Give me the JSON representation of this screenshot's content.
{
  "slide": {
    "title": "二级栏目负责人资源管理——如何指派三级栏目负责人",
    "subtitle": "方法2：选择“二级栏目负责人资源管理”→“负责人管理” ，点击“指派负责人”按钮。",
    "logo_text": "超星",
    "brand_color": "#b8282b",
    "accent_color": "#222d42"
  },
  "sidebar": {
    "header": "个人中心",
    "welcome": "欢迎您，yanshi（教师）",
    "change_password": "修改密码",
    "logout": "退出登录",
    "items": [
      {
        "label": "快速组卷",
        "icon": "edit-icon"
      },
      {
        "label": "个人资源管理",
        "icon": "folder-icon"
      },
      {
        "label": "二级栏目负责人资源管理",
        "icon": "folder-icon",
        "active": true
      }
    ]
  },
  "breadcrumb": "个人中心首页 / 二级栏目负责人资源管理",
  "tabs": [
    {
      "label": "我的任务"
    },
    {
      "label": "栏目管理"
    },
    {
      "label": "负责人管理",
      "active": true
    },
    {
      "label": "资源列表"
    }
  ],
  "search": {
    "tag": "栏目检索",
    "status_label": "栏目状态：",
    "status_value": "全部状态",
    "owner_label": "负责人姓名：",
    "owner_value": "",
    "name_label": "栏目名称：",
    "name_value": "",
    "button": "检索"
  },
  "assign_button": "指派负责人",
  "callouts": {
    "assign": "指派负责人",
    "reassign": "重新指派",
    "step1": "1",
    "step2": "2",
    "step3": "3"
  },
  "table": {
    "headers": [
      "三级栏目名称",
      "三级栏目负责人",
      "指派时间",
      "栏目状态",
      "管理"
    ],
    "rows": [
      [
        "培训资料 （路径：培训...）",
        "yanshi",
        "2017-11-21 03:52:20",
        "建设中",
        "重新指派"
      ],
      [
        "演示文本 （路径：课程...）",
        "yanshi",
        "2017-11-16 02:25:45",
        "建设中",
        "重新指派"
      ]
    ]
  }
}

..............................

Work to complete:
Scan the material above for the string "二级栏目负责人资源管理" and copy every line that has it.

Result below:
    "title": "二级栏目负责人资源管理——如何指派三级栏目负责人",
    "subtitle": "方法2：选择“二级栏目负责人资源管理”→“负责人管理” ，点击“指派负责人”按钮。",
        "label": "二级栏目负责人资源管理",
  "breadcrumb": "个人中心首页 / 二级栏目负责人资源管理",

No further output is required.